This week’s post comes from Environmental Studies Intern Emi Wong.
Sustainable Seafood Day is coming up! This January 25th, we will be featuring some of the many sustainable seafood options served at the Dining Commons. UCSB uses the Monterey Bay Aquarium guidelines to determine sustainable seafood. Sustainable seafood is defined as “seafood that is fished or farmed in ways that protect sea life and habitats, now and for future generations.” In 2016, Residential Dining Services purchased 99% sustainable seafood! So while you’re eating away at the Dining Commons, your mind can rest easy knowing that the seafood on your plate is environmentally sound.
But how about seafood outside of the Dining Commons? Here in Goleta, there are definitely sustainable options to choose from. Albertson’s, Trader Joe’s, and Sprouts all carry eco-friendly options, but they also carry ones that are not as kind to the environment. Here is a list of sustainable options from these grocery stores:
· Salmon (AK, Canada)
· Clams, mussels, and oysters
· Rainbow Trout (US)
· Tilapia (Ecuador, China, Indonesia, Taiwan, Mexico)
· Catfish (US)
· Pacific Cod (US)
These are just a few of the selections available. To make sustainable grocery shopping easy, Environmental Studies interns (Emi and Alysia) will be passing out handy business cards with a list of sustainable seafood. Keep these cards in your wallet for quick access, or download the Seafood Watch App on your phone at http://www.seafoodwatch.org/.
When eating out at restaurants, ask your waiter if the seafood is sustainable. Typically, wild caught fish and domestic fish are sustainable. Try to avoid imported fish and certain farmed fish. Some of your favorite seafood may also have similar substitutes that are better for the environment.

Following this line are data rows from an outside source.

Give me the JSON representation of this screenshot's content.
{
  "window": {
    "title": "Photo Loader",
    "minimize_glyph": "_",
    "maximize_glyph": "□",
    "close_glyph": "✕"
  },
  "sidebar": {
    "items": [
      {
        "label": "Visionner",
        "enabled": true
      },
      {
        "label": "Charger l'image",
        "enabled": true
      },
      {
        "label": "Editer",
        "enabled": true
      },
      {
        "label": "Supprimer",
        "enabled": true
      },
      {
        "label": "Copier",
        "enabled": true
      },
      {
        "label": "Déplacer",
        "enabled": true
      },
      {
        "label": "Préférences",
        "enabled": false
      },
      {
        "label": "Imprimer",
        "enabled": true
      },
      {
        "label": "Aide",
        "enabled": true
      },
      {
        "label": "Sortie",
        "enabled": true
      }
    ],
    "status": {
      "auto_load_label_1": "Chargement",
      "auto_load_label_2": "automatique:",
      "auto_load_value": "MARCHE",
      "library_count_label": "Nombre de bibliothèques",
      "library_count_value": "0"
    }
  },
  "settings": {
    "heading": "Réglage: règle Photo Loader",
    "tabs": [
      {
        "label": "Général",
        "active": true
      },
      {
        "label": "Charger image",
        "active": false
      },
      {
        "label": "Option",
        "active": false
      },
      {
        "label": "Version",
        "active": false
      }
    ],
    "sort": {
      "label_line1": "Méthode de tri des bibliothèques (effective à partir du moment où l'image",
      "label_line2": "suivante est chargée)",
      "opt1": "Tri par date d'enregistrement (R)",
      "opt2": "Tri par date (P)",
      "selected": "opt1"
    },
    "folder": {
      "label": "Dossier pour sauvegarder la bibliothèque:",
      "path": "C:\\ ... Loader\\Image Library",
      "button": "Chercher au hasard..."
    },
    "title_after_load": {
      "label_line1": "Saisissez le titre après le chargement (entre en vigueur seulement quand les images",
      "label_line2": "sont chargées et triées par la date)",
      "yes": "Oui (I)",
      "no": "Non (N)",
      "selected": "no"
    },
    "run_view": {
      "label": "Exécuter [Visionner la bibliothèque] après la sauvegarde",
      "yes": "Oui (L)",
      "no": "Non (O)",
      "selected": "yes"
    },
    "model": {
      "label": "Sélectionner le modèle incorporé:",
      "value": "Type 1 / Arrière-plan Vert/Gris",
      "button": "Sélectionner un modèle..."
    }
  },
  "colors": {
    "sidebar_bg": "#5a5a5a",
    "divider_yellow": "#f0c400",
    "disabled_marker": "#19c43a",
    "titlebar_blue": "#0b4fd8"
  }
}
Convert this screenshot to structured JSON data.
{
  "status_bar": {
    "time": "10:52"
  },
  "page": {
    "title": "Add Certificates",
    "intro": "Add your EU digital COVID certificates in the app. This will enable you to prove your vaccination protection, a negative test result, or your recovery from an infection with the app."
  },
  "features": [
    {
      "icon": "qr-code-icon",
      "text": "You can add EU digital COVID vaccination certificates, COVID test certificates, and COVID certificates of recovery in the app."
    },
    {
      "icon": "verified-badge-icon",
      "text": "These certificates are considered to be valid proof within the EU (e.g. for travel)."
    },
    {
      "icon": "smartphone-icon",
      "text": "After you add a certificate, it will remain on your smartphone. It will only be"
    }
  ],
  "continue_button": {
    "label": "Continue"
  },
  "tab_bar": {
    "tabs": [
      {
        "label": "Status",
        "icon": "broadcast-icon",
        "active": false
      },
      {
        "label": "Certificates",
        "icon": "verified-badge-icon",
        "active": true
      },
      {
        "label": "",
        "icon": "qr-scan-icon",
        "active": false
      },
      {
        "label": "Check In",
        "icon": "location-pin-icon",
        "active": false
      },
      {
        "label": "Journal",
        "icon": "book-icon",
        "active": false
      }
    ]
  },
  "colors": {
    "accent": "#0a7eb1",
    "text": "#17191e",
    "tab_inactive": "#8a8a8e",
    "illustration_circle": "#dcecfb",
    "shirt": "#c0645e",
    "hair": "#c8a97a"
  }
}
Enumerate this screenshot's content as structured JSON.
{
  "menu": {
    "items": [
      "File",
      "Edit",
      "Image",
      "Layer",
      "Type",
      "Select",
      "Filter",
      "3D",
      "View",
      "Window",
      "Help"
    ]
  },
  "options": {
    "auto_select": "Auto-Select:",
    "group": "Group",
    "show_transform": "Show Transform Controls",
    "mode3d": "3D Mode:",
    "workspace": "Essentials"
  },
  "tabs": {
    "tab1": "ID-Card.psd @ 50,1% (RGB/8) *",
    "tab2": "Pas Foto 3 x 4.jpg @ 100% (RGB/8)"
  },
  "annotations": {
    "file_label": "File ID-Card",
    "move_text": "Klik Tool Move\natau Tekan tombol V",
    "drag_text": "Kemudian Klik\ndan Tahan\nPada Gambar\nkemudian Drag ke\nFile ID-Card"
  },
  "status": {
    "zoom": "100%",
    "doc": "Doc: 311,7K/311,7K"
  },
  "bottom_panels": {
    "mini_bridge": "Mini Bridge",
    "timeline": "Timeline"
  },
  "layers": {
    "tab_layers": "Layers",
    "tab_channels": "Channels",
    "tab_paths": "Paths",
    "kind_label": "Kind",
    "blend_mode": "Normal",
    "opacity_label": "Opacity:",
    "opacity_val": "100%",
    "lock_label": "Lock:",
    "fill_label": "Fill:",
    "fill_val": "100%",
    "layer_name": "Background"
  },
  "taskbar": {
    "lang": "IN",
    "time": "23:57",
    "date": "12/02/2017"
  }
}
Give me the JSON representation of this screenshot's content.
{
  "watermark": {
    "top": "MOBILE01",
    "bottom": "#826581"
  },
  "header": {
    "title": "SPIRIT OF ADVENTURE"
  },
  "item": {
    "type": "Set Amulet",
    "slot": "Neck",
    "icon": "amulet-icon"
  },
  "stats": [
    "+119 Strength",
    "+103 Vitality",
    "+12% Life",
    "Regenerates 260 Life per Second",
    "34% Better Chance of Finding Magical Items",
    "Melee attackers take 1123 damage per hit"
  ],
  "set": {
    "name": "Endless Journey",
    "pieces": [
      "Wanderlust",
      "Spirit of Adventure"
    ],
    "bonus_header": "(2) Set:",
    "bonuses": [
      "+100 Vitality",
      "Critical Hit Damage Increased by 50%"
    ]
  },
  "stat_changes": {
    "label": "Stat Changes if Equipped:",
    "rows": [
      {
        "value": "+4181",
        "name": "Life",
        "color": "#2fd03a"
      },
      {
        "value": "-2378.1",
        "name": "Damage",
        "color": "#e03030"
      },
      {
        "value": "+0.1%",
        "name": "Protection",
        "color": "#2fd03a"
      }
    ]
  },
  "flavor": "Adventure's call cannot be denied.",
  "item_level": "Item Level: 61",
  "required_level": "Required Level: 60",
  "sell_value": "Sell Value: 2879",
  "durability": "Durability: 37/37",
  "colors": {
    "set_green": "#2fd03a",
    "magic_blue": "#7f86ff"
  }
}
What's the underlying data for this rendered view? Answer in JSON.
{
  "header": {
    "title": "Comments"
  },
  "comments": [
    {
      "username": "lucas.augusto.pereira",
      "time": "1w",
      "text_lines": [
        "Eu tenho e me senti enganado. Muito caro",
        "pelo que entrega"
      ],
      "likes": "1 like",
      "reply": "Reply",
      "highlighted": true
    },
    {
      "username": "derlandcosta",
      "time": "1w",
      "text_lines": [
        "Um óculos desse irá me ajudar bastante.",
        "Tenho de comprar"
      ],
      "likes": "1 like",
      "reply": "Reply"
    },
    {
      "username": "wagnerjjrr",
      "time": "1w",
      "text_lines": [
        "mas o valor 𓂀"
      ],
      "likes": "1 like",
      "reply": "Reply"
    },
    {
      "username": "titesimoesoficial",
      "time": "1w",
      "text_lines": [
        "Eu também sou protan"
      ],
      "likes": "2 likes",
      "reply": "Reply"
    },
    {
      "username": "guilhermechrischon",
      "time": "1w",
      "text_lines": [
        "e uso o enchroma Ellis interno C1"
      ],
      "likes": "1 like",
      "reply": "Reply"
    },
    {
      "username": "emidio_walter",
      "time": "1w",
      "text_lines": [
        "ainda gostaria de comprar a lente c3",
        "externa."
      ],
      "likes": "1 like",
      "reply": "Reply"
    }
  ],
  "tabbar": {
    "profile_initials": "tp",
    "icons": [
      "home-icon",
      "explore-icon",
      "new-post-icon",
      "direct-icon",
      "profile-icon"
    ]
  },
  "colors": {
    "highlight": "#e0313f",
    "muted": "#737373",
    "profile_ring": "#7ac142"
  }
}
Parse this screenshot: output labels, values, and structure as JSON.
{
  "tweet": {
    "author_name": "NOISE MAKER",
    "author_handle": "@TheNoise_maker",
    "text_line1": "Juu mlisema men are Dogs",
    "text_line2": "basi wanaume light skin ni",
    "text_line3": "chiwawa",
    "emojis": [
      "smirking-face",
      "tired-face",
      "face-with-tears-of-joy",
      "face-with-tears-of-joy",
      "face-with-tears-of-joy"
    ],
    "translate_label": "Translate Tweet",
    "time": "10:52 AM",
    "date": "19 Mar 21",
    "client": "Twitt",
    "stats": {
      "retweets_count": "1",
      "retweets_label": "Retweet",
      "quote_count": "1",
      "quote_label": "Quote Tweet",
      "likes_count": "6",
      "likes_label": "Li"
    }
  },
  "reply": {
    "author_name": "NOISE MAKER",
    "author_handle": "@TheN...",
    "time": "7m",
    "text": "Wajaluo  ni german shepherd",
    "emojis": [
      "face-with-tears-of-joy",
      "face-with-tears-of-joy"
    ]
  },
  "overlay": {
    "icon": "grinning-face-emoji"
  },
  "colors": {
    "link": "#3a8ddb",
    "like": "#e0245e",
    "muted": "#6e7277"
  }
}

For example, Bluefin tuna is becoming incredibly overfished, and the population is on the verge of collapsing. Albacore tuna is a great alternative. It is close in taste, and it is a “Best Choice” according to the Monterey Bay Aquarium guidelines (if it is troll-caught by the US or Canada).
With knowledge on how to choose sustainable seafood, you can have your sushi and eat it too!